Voters decide LA Council seats, school board, police discipline measure

FILE PHOTO: A poster designating a polling station at a school in East Los Angeles in November 2000.
FILE PHOTO: A poster designating a polling station at a school in East Los Angeles in November 2000.

Listen to story

Download this story 3MB

In Tuesday's election that stirred controversy but few voters, a Los Angeles City Council incumbent held on to his seat, pro-charter forces prevailed in school board races and a measure will allow an all-civilian panel to review police discipline cases.

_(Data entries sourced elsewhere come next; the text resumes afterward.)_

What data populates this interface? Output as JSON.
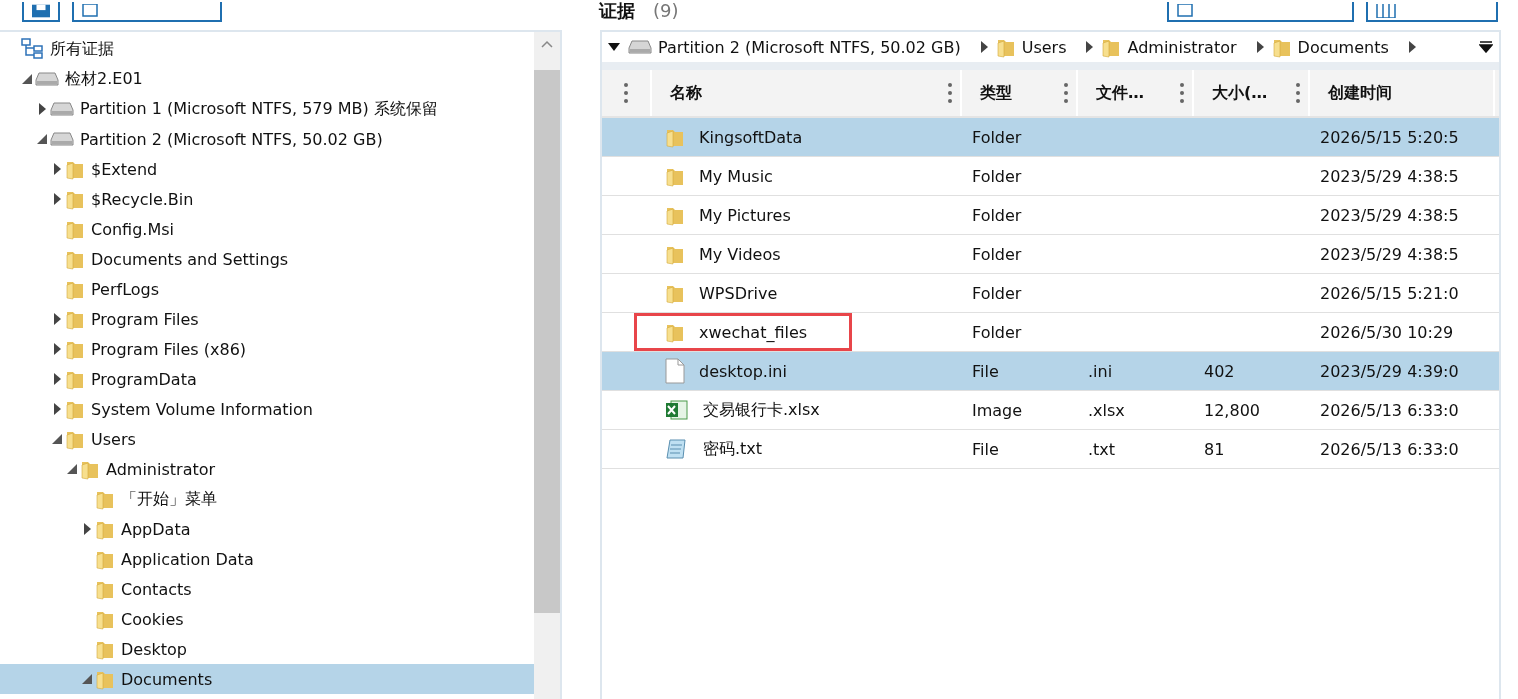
{
  "header": {
    "title": "证据",
    "count": "(9)"
  },
  "tree": [
    {
      "label": "所有证据",
      "kind": "root",
      "selected": false,
      "children": [
        {
          "label": "检材2.E01",
          "kind": "drive",
          "expanded": true,
          "selected": false,
          "children": [
            {
              "label": "Partition 1 (Microsoft NTFS, 579 MB) 系统保留",
              "kind": "drive",
              "expanded": false,
              "selected": false
            },
            {
              "label": "Partition 2 (Microsoft NTFS, 50.02 GB)",
              "kind": "drive",
              "expanded": true,
              "selected": false,
              "children": [
                {
                  "label": "$Extend",
                  "kind": "folder",
                  "expanded": false,
                  "selected": false
                },
                {
                  "label": "$Recycle.Bin",
                  "kind": "folder",
                  "expanded": false,
                  "selected": false
                },
                {
                  "label": "Config.Msi",
                  "kind": "folder",
                  "selected": false
                },
                {
                  "label": "Documents and Settings",
                  "kind": "folder",
                  "selected": false
                },
                {
                  "label": "PerfLogs",
                  "kind": "folder",
                  "selected": false
                },
                {
                  "label": "Program Files",
                  "kind": "folder",
                  "expanded": false,
                  "selected": false
                },
                {
                  "label": "Program Files (x86)",
                  "kind": "folder",
                  "expanded": false,
                  "selected": false
                },
                {
                  "label": "ProgramData",
                  "kind": "folder",
                  "expanded": false,
                  "selected": false
                },
                {
                  "label": "System Volume Information",
                  "kind": "folder",
                  "expanded": false,
                  "selected": false
                },
                {
                  "label": "Users",
                  "kind": "folder",
                  "expanded": true,
                  "selected": false,
                  "children": [
                    {
                      "label": "Administrator",
                      "kind": "folder",
                      "expanded": true,
                      "selected": false,
                      "children": [
                        {
                          "label": "「开始」菜单",
                          "kind": "folder",
                          "selected": false
                        },
                        {
                          "label": "AppData",
                          "kind": "folder",
                          "expanded": false,
                          "selected": false
                        },
                        {
                          "label": "Application Data",
                          "kind": "folder",
                          "selected": false
                        },
                        {
                          "label": "Contacts",
                          "kind": "folder",
                          "selected": false
                        },
                        {
                          "label": "Cookies",
                          "kind": "folder",
                          "selected": false
                        },
                        {
                          "label": "Desktop",
                          "kind": "folder",
                          "selected": false
                        },
                        {
                          "label": "Documents",
                          "kind": "folder",
                          "expanded": true,
                          "selected": true
                        }
                      ]
                    }
                  ]
                }
              ]
            }
          ]
        }
      ]
    }
  ],
  "breadcrumb": [
    {
      "label": "Partition 2 (Microsoft NTFS, 50.02 GB)",
      "kind": "drive"
    },
    {
      "label": "Users",
      "kind": "folder"
    },
    {
      "label": "Administrator",
      "kind": "folder"
    },
    {
      "label": "Documents",
      "kind": "folder"
    }
  ],
  "table": {
    "columns": [
      "名称",
      "类型",
      "文件…",
      "大小(…",
      "创建时间"
    ],
    "rows": [
      {
        "name": "KingsoftData",
        "kind": "folder",
        "type": "Folder",
        "ext": "",
        "size": "",
        "created": "2026/5/15 5:20:5",
        "selected": true,
        "highlighted": false
      },
      {
        "name": "My Music",
        "kind": "folder",
        "type": "Folder",
        "ext": "",
        "size": "",
        "created": "2023/5/29 4:38:5",
        "selected": false,
        "highlighted": false
      },
      {
        "name": "My Pictures",
        "kind": "folder",
        "type": "Folder",
        "ext": "",
        "size": "",
        "created": "2023/5/29 4:38:5",
        "selected": false,
        "highlighted": false
      },
      {
        "name": "My Videos",
        "kind": "folder",
        "type": "Folder",
        "ext": "",
        "size": "",
        "created": "2023/5/29 4:38:5",
        "selected": false,
        "highlighted": false
      },
      {
        "name": "WPSDrive",
        "kind": "folder",
        "type": "Folder",
        "ext": "",
        "size": "",
        "created": "2026/5/15 5:21:0",
        "selected": false,
        "highlighted": false
      },
      {
        "name": "xwechat_files",
        "kind": "folder",
        "type": "Folder",
        "ext": "",
        "size": "",
        "created": "2026/5/30 10:29",
        "selected": false,
        "highlighted": true
      },
      {
        "name": "desktop.ini",
        "kind": "file",
        "type": "File",
        "ext": ".ini",
        "size": "402",
        "created": "2023/5/29 4:39:0",
        "selected": true,
        "highlighted": false
      },
      {
        "name": "交易银行卡.xlsx",
        "kind": "sheet",
        "type": "Image",
        "ext": ".xlsx",
        "size": "12,800",
        "created": "2026/5/13 6:33:0",
        "selected": false,
        "highlighted": false
      },
      {
        "name": "密码.txt",
        "kind": "note",
        "type": "File",
        "ext": ".txt",
        "size": "81",
        "created": "2026/5/13 6:33:0",
        "selected": false,
        "highlighted": false
      }
    ]
  }
}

City election officials continue to count ballots in the L.A runoff, but results of the low turnout election are already taking shape. A major shift appears underway on the Los Angeles Unified school board, which looks set to shift to a majority backed by charter school advocates. The school board races broke records for outside spending with more than $14 million funneled in ahead of the election.

"The amounts of money are obscene when you think about the needs of our schools and our kids," said Mona Field, emeritus professor of political science from Glendale Community College. "That’s just how politics works. Millions are spent running the election by government and millions are spent by advocacy groups to support or oppose candidates or issues.”

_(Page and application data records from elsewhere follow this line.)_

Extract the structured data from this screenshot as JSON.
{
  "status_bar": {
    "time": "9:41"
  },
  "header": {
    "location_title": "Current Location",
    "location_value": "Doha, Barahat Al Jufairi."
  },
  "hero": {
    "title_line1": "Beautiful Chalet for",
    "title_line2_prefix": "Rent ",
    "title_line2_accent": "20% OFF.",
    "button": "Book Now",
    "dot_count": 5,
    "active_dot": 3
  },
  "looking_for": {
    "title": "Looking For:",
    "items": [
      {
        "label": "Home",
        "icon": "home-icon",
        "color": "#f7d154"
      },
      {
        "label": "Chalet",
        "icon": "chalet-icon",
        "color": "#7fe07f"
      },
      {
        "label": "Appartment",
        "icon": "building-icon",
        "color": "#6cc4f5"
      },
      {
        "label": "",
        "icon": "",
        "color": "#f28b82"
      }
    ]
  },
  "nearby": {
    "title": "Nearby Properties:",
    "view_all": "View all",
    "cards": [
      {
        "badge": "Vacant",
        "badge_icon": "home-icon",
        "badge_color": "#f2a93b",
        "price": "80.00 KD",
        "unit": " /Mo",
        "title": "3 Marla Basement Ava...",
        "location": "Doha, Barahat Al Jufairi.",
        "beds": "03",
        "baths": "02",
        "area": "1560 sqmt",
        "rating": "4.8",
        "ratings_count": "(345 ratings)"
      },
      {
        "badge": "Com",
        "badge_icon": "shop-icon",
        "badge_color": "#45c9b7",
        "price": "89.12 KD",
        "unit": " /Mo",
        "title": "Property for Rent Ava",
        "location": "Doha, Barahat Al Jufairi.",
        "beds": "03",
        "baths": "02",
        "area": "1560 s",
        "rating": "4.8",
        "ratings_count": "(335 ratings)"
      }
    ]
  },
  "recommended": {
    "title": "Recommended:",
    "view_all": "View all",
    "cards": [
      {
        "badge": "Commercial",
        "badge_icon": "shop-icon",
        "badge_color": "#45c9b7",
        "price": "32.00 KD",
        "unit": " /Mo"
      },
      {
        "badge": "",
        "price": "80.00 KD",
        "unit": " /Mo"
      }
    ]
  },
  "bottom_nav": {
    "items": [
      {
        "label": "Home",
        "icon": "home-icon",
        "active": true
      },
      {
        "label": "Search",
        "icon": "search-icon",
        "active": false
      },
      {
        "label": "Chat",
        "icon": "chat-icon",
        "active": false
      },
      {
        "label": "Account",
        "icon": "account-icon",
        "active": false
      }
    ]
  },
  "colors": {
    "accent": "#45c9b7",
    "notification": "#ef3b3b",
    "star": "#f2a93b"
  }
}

As of early Wednesday morning, unofficial election results show:

• Gil Cedillo, the city councilman representing District 1, fended off an aggressive campaign by bicycle activist Joe Bray-Ali to win a second term. Bray-Ali's effort fell apart in the final weeks of the campaign after he admitted to posting on racist forums, owing taxes and infidelity in his marriage. Based on ballots counted so far, Cedillo captured 70.85 percent of the vote to Bray-Ali's 29.14 percent.

• Monica Rodriguez won the City Council District 7 seat over her opponent, Karo Torossian. The seat became vacant with last year's resignation of Felipe Fuentes, who left to become a lobbyist. The race was relatively subdued compared to the contentious District 1 runoff, but differences emerged between the two candidates over issues like high speed rail and homelessness. Rodriguez will become only the second female on the 15-member council. The unofficial count shows Rodriguez winning with 52.97 percent of the district votes. Torossian trailed with 47.02 percent.

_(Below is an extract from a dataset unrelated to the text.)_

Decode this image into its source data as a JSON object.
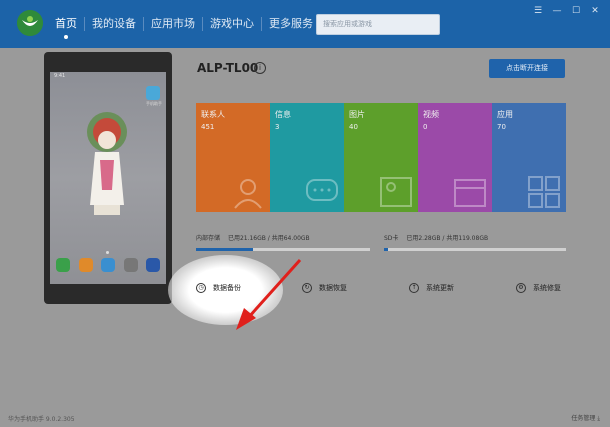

• L.A. Unified school board candidates Nick Melvoin and Kelly Gonez won their competitive races. Both received heavy support from interests supporting charter school expansion. Outside spending in the elections exceeded $14 million. Pro-charter members now hold a majority on the seven-member board. Melvoin ousted board president Steve Zimmer while Gonez prevailed over opponent Imelda Padilla. Labor groups, including the union representing public school teachers, backed Zimmer and Padilla. 

• Measure C drew broad support. The amendment to the City Charter gives police officers the choice of a panel of civilians when their discipline cases are reviewed.  Some 57 percent of the voters approved of the measure versus 43 percent who did not.

Early turnout rates, as expected, proved dismal at 8.46 percent of registered voters. The unofficial results also show 175,683 ballots had been counted in the preliminary rounds. The L.A. City Clerk's office estimates about 40,000 votes remain to be counted, according to Sr. Program Manager Sandra Mendoza. The majority of the ballots that remain to be counted are from voters who vote by mail.

The next update on the vote count is scheduled for Friday. 

As with the primary election, city voters were not moved to show up in great numbers in odd-numbered years and with relatively few items on the ballot.

Starting in 2020, the city will schedule its elections in June and November of even-numbered years. To align the elections, this year's winners of council and school board seats will serve 5 1/2 years as compared to the usual four years.

This story has been updated.